> _EXERCISE INSTRUCTIONS_
Copy each line below in which the word "main" occurs.

START PROVIDED DATA

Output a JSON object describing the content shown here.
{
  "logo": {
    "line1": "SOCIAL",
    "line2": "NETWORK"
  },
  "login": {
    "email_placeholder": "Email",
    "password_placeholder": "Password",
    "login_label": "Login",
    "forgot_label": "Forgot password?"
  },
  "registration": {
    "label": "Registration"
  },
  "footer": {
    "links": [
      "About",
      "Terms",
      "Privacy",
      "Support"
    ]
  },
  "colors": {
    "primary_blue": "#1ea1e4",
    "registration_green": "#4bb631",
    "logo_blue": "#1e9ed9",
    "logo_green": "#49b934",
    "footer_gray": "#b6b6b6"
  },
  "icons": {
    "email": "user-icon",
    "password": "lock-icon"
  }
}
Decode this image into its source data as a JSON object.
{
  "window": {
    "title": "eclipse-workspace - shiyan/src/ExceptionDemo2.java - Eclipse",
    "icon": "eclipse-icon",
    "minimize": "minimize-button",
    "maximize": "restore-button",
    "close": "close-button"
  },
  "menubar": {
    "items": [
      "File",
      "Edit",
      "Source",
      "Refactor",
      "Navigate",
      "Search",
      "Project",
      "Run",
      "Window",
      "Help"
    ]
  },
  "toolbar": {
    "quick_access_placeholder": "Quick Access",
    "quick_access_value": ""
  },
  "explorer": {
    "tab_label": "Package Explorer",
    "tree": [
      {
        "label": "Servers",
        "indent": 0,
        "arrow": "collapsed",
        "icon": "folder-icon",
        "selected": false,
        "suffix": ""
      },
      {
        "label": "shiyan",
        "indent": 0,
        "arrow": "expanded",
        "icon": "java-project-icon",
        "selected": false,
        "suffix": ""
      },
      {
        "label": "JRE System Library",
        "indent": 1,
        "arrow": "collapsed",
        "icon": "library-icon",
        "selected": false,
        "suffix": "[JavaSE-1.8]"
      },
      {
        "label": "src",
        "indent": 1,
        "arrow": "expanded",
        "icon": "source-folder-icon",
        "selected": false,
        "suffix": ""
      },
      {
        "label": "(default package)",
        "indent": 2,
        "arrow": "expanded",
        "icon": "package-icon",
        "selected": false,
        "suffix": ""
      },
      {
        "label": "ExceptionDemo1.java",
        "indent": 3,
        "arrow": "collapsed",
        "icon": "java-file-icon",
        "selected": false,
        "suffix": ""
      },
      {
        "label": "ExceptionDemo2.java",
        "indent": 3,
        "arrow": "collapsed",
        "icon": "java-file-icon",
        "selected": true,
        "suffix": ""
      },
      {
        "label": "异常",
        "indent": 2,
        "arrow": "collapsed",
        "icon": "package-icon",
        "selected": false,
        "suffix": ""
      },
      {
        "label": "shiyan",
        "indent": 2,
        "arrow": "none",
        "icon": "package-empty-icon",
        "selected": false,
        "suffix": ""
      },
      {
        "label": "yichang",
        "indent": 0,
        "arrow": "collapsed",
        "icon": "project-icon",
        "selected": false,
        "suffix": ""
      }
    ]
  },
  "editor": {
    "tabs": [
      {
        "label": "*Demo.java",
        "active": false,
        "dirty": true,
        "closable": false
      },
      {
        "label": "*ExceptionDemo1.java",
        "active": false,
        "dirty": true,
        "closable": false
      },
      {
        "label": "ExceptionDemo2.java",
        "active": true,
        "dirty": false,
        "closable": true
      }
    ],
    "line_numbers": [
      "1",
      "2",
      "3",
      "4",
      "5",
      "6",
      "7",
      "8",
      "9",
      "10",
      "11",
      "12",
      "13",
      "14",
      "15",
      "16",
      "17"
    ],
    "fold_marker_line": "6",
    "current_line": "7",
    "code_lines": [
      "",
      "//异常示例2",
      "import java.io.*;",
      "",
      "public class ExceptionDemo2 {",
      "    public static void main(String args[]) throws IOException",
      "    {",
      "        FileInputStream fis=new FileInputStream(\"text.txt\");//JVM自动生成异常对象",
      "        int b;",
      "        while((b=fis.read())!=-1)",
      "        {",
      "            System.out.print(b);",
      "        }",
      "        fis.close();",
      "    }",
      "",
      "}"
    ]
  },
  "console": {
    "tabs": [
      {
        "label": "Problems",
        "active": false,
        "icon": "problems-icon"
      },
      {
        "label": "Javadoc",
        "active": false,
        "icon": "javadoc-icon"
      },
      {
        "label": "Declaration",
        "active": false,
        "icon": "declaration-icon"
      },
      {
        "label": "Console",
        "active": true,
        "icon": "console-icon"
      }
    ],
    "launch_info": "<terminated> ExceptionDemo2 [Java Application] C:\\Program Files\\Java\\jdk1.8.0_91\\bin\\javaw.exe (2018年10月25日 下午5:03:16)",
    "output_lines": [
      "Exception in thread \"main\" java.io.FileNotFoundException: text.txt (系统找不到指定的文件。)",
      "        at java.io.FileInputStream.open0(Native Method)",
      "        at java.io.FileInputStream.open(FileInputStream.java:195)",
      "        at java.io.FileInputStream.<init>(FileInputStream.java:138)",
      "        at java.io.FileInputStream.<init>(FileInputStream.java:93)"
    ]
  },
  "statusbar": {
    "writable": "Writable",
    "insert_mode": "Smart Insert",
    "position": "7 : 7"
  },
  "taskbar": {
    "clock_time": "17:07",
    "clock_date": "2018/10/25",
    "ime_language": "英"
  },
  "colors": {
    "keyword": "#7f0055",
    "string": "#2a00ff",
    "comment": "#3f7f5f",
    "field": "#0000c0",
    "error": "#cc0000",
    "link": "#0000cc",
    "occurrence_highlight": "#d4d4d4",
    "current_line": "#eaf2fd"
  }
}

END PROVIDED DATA

> _SOLUTION TO THE EXERCISE_
      "    public static void main(String args[]) throws IOException",
      "Exception in thread \"main\" java.io.FileNotFoundException: text.txt (系统找不到指定的文件。)",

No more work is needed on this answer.